▶ The problem:
A complete response lists each line of the data below that includes the word "download".

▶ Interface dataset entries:
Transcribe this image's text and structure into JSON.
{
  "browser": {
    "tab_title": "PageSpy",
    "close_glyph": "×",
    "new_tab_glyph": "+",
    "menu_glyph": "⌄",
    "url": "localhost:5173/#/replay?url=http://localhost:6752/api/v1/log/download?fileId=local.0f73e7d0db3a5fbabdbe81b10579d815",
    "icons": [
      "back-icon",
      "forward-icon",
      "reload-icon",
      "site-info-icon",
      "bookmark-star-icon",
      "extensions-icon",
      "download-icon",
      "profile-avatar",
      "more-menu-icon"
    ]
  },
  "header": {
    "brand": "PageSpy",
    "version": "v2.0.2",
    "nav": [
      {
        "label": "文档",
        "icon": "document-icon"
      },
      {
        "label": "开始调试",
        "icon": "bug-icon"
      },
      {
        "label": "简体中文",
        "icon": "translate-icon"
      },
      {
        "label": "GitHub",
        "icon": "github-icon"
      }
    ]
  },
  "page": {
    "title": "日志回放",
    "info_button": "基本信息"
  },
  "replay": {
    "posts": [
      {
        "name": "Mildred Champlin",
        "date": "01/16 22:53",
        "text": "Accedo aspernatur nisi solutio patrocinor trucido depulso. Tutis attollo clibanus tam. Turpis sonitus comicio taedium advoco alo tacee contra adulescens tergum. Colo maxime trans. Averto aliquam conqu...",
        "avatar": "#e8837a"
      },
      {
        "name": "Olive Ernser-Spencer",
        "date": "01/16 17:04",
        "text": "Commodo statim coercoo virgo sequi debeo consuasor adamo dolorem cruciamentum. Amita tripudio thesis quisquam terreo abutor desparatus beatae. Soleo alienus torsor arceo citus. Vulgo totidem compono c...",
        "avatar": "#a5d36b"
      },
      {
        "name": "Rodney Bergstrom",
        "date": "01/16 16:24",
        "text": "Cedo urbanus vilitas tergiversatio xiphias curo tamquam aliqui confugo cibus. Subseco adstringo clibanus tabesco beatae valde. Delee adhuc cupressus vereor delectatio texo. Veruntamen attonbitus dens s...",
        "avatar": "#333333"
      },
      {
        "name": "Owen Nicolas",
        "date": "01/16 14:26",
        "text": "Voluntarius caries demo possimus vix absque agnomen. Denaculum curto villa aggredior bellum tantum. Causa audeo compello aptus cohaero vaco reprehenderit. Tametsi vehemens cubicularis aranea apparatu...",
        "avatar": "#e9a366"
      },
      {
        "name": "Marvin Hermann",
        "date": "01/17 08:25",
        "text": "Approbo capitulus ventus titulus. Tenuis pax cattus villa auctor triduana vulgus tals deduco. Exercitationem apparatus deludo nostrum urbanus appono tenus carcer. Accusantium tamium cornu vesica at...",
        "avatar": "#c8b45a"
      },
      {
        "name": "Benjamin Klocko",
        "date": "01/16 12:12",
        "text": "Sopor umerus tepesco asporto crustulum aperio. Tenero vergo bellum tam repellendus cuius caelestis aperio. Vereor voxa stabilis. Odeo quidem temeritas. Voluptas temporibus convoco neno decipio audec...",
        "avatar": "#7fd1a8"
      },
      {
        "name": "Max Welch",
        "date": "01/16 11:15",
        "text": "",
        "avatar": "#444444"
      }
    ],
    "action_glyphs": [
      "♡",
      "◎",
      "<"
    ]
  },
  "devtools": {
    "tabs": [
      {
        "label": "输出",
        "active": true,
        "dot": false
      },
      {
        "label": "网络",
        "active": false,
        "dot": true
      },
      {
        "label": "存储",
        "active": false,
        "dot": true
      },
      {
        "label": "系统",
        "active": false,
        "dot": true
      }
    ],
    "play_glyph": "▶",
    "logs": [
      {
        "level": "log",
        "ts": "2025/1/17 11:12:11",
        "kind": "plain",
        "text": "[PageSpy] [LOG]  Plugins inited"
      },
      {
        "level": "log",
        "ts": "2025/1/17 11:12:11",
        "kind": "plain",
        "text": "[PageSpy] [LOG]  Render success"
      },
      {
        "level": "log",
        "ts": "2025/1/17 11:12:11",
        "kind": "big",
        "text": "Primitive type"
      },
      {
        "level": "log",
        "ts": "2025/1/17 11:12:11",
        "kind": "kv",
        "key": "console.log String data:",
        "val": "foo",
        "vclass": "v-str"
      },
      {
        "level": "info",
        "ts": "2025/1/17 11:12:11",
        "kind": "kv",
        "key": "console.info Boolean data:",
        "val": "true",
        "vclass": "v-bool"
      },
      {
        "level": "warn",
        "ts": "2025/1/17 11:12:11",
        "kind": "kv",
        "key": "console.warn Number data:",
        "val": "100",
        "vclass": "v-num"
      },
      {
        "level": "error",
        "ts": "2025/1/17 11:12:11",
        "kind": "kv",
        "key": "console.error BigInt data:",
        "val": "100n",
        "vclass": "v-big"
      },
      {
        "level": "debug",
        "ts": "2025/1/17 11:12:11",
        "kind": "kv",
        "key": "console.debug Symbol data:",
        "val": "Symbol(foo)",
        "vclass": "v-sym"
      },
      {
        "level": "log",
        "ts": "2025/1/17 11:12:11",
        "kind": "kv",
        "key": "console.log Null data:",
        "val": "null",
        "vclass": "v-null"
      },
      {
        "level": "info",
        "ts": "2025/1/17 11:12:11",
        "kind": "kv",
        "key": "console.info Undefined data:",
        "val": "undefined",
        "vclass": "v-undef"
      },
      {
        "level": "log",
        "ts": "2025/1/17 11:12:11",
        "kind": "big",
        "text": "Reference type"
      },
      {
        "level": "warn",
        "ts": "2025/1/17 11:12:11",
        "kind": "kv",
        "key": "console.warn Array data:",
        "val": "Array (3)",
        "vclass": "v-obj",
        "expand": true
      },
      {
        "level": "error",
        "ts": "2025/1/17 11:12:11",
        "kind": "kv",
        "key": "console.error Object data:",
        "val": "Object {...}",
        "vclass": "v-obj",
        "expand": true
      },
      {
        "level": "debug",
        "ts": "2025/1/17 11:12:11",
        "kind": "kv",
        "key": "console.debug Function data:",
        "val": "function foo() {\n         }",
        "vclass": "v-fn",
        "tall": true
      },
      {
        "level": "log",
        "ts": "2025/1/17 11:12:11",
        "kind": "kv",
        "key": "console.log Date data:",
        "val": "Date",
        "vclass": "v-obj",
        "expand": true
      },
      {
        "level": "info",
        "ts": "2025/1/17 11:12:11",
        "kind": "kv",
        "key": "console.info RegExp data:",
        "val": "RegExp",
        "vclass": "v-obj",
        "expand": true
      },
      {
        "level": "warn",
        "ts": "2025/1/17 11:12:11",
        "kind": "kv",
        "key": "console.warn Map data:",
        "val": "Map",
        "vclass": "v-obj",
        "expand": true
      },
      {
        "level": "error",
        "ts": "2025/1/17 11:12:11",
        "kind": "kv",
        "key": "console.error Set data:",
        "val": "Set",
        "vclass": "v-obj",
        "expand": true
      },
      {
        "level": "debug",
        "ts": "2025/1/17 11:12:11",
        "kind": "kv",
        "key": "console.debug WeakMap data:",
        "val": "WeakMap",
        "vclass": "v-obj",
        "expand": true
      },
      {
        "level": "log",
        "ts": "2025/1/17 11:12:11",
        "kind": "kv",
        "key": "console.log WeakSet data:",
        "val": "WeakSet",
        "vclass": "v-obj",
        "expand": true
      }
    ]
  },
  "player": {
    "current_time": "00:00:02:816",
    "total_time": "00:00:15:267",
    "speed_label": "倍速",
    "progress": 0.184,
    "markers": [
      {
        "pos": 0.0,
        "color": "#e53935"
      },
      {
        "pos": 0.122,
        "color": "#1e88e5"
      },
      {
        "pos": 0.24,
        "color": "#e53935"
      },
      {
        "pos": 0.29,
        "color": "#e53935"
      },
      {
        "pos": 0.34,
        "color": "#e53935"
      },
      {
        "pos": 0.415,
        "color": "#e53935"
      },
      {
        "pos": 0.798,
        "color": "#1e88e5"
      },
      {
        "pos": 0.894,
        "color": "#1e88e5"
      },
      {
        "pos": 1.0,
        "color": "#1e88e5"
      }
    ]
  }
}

▶ Solution to this task:
    "url": "localhost:5173/#/replay?url=http://localhost:6752/api/v1/log/download?fileId=local.0f73e7d0db3a5fbabdbe81b10579d815",
      "download-icon",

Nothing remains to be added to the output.